Information given:
===
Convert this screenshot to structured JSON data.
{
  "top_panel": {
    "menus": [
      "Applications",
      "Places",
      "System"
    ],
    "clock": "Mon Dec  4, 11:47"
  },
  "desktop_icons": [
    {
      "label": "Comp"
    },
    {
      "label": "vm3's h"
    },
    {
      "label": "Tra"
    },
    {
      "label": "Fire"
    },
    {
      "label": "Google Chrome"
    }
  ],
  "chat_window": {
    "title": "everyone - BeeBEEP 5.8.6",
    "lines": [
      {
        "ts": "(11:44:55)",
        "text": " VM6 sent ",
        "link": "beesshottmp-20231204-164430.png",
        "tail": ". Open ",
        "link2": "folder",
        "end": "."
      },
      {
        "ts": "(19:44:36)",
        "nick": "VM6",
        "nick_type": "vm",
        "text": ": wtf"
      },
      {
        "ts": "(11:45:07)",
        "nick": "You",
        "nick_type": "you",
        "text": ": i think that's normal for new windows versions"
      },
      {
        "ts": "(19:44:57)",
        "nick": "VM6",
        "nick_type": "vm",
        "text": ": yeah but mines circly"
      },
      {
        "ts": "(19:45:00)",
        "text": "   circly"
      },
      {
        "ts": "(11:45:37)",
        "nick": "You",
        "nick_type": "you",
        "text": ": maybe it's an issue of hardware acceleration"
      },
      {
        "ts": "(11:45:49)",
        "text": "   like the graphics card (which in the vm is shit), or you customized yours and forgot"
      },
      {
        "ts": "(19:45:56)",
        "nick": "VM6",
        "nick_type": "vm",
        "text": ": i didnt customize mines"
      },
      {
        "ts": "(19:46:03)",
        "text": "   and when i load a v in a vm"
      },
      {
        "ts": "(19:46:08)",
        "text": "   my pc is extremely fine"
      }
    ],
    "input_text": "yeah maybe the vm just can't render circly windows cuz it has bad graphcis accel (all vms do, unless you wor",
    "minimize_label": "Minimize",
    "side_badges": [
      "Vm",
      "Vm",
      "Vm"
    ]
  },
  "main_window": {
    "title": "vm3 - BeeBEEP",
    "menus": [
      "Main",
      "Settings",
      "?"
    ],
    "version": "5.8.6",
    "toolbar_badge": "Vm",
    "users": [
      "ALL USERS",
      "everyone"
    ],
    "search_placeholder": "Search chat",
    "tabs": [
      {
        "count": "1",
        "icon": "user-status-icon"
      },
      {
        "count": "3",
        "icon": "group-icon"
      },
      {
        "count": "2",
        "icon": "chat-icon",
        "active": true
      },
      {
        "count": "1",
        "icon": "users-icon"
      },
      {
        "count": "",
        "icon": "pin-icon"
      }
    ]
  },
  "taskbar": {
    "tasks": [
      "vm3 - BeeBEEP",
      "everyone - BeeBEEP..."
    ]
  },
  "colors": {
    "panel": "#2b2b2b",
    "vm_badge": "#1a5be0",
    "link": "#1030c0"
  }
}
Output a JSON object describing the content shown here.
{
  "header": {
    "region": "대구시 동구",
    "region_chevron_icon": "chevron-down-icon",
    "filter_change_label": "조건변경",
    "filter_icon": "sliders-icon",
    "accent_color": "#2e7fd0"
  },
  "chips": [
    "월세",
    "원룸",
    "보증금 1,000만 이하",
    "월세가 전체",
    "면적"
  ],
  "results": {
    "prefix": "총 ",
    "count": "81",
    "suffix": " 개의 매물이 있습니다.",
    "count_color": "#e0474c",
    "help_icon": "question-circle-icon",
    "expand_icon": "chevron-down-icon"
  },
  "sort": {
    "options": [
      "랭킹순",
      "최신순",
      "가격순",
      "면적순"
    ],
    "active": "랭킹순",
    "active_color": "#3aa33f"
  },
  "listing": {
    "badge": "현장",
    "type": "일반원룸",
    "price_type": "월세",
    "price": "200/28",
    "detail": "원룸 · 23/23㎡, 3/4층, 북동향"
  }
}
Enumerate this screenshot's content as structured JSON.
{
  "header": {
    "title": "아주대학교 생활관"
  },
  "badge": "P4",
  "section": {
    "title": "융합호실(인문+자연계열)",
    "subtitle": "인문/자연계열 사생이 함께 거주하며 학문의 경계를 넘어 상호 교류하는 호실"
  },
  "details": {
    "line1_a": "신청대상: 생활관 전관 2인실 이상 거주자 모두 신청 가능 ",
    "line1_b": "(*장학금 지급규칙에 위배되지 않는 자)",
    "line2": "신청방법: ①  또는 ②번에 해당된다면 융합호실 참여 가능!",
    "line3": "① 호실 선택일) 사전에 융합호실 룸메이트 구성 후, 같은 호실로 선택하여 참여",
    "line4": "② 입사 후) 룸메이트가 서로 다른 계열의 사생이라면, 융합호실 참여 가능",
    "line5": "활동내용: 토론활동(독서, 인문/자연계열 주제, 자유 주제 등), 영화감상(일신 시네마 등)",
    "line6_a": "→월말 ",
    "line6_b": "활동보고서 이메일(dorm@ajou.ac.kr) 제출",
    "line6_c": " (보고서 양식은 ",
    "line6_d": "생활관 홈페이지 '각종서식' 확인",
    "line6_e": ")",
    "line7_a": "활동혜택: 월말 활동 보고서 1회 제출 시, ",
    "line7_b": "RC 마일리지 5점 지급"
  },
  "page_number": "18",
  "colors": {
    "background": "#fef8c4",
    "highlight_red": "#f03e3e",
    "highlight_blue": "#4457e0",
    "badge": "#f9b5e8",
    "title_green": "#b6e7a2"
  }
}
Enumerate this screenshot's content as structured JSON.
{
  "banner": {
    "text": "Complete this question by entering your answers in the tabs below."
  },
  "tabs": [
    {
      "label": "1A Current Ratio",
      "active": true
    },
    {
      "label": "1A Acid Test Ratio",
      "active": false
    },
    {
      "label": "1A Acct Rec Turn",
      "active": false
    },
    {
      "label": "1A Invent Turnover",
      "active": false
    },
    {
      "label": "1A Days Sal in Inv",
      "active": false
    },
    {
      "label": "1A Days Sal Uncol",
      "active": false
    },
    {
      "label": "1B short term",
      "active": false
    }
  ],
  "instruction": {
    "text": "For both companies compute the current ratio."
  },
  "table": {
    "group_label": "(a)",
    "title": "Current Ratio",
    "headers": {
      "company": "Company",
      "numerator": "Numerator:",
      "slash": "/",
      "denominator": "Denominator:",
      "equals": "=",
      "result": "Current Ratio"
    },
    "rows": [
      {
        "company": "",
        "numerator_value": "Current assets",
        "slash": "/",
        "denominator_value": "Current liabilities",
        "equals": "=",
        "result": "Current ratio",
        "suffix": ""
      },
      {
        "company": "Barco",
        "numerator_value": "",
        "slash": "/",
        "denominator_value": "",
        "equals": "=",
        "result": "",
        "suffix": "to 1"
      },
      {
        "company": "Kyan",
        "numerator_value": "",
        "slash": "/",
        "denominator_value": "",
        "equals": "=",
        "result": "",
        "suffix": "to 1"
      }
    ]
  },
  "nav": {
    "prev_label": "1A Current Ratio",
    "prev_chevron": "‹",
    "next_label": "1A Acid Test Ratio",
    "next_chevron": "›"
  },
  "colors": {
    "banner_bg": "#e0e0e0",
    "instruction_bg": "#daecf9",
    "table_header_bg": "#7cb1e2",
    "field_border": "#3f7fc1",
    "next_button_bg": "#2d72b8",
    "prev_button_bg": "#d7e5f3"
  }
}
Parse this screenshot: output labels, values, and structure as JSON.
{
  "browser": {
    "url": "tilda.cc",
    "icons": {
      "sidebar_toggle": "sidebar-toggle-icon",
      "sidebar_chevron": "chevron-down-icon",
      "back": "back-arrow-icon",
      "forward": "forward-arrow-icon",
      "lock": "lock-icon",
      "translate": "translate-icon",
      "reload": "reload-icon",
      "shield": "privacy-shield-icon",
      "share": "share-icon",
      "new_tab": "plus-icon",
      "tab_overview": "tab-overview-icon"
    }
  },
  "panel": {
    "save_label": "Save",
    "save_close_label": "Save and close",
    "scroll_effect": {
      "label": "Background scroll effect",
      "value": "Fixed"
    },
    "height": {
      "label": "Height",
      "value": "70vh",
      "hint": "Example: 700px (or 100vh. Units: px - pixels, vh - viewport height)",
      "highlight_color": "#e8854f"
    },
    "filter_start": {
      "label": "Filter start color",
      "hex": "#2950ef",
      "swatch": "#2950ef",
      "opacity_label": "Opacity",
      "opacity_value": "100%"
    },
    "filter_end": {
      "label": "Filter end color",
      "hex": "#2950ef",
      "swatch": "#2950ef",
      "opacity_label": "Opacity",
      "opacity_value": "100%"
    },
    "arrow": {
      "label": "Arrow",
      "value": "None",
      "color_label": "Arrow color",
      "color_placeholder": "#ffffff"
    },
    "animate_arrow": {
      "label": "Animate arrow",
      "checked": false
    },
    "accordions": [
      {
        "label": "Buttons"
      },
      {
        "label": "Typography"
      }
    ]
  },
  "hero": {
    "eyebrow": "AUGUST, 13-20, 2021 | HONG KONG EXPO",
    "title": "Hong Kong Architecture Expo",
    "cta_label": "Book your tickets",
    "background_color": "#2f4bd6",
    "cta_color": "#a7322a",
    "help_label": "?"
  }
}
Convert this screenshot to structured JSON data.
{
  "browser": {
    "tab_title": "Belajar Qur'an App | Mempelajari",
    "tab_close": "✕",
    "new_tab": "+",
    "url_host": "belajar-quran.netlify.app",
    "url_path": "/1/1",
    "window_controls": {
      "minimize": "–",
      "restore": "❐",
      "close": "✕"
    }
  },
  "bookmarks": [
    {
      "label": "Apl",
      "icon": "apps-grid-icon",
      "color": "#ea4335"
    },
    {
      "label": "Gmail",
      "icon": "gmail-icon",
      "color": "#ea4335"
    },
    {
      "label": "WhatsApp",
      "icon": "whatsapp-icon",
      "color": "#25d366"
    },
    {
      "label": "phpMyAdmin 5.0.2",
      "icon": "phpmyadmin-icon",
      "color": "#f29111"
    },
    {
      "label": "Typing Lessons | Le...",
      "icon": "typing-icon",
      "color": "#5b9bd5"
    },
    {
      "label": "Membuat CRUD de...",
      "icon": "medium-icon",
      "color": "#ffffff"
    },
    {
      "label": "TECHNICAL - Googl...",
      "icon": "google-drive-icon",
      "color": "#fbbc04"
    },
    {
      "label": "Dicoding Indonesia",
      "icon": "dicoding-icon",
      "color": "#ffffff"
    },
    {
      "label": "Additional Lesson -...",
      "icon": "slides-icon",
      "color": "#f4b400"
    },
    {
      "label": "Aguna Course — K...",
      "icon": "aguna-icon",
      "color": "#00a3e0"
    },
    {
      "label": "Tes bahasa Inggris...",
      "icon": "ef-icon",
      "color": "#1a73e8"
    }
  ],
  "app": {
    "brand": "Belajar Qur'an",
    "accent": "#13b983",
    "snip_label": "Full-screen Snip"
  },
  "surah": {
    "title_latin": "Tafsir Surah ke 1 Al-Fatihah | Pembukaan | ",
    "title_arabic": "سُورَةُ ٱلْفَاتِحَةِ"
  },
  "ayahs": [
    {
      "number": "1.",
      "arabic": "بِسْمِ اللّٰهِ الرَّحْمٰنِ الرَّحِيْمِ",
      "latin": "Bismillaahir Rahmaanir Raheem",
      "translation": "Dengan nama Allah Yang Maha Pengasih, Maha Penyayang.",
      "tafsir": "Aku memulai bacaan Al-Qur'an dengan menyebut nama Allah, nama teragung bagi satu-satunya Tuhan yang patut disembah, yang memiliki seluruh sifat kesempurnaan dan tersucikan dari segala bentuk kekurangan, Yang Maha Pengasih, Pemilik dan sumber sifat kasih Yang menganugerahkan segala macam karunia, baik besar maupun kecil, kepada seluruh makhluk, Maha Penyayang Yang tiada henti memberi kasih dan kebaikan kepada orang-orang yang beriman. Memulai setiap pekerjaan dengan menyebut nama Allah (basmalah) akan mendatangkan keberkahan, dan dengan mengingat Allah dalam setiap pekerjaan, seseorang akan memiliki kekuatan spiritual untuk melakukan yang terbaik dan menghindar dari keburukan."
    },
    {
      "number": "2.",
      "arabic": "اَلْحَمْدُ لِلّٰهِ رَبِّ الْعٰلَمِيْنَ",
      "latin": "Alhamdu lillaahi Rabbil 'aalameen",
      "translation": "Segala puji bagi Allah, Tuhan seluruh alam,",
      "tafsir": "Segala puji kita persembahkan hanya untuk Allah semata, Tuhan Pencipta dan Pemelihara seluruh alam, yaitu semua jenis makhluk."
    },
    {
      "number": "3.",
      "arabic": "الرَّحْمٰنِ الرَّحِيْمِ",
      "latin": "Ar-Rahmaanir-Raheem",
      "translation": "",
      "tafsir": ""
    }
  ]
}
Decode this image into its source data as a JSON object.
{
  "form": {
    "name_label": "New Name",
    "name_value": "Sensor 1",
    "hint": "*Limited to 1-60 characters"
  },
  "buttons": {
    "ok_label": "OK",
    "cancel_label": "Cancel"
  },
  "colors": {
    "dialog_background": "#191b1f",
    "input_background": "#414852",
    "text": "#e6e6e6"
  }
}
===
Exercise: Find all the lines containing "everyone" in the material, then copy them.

Response to the task:
    "title": "everyone - BeeBEEP 5.8.6",
      "everyone"
      "everyone - BeeBEEP..."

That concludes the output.